A high blood-cholesterol level – that is, one over 6 mmol per litre or 238 mg per 100 ml – is undesirable as there appears to be a correlation between a high blood cholesterol and ATHEROMA, the form of arterial degenerative disease associated with coronary thrombosis and high blood pressure. This is well exempliﬁed in DIABETES MELLITUS and HYPOTHYROIDISM, two diseases in which there is a high blood cholesterol, sometimes going as high as 20 mmol per litre; patients with these diseases are known to be particularly prone to arterial disease. There is also a familial disease known as hypercholesterolaemia, in which members of aﬀected families have a blood cholesterol of around 18 mmol per litre or more, and are particularly liable to premature degenerative disease of the arteries. Many experts believe that there is no ‘safe level’ and that everybody should attempt to keep their cholesterol level as low as possible.
Cholesterol exists in three forms in the blood: high-density lipoproteins (HDLs) which are believed to protect against arterial disease, and a low-density version (LDLs) and very low-density type (VLDLs), these latter two being risk factors.
The rising incidence of arterial disease in western countries in recent years has drawn attention to this relationship between high levels of cholesterol in the blood and arterial disease. The available evidence indicates that there is a relationship between blood-cholesterol levels and the amount of fat consumed; however, the blood-cholesterol level bears little relationship to the amount of cholesterol consumed, most of the cholesterol in the body being produced by the body itself.

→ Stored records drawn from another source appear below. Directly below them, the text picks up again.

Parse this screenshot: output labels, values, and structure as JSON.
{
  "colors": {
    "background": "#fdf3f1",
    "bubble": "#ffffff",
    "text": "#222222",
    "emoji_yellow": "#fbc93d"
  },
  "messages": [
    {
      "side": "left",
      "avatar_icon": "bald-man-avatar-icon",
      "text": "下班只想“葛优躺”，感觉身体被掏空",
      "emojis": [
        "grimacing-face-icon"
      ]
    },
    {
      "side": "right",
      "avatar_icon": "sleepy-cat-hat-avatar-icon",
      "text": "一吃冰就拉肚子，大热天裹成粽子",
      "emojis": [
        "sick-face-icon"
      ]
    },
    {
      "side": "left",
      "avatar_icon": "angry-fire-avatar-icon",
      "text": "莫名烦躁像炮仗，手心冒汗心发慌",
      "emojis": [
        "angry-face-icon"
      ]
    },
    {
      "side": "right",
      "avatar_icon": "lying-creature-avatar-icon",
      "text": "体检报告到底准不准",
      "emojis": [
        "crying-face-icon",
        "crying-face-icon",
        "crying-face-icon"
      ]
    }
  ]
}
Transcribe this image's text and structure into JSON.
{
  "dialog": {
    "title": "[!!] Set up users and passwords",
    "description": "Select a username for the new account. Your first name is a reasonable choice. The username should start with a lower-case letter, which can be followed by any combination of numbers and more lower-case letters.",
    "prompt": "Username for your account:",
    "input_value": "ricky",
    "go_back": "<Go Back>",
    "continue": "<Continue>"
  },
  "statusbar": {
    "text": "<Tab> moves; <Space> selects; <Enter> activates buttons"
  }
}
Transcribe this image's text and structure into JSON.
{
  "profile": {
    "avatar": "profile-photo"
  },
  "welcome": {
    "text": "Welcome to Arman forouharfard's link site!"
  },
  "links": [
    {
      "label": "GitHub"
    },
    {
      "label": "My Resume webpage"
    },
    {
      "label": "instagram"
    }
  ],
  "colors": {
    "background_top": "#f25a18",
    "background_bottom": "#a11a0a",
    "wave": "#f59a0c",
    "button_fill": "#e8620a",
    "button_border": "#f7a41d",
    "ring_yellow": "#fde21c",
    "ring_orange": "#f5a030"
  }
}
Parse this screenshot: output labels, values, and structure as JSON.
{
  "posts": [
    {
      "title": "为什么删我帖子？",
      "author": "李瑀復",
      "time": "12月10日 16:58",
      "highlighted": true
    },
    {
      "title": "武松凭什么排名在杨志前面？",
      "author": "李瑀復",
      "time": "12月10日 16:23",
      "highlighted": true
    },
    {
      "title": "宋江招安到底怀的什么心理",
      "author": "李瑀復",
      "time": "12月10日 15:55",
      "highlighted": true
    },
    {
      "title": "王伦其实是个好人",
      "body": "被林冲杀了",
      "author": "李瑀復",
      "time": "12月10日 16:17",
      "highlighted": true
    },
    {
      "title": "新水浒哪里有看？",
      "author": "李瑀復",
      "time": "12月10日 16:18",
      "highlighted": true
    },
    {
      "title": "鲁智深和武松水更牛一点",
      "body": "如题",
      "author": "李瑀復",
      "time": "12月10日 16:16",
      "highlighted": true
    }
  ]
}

On the other hand, diets high in saturated fatty acids – chieﬂy animal fats such as red meat, butter and dripping – tend to raise the blood-cholesterol level; while foods high in unsaturated fatty acids – chieﬂy vegetable products such as olive and sunﬂower oils, and oily ﬁsh such as mackerel and herring – tend to lower it. There is a tendency in western society to eat too much animal fat, and current health recommendations are for everyone to decrease saturated-fat intake, increase unsaturated-fat intake, increase daily exercise, and avoid obesity. This advice is particulary important for people with high blood-cholesterol levels, with diabetes mellitus, or with a history of coronary thrombosis (see HEART, DISEASES OF). As well as a low-cholesterol diet, people with high cholesterol values or arterial disease may be given cholesterol-reducing drugs such as STATINS, but this treatment requires full clinical assessment and ongoing medical monitoring. Recent research involving the world’s largest trial into the eﬀects of treatment to lower concentrations of cholesterol in the blood showed that routine use of drugs such as statins reduced the incidence of heart attacks and strokes by one-third, even in people with normal levels of cholesterol. The research also showed that statins beneﬁted women and the over-70s.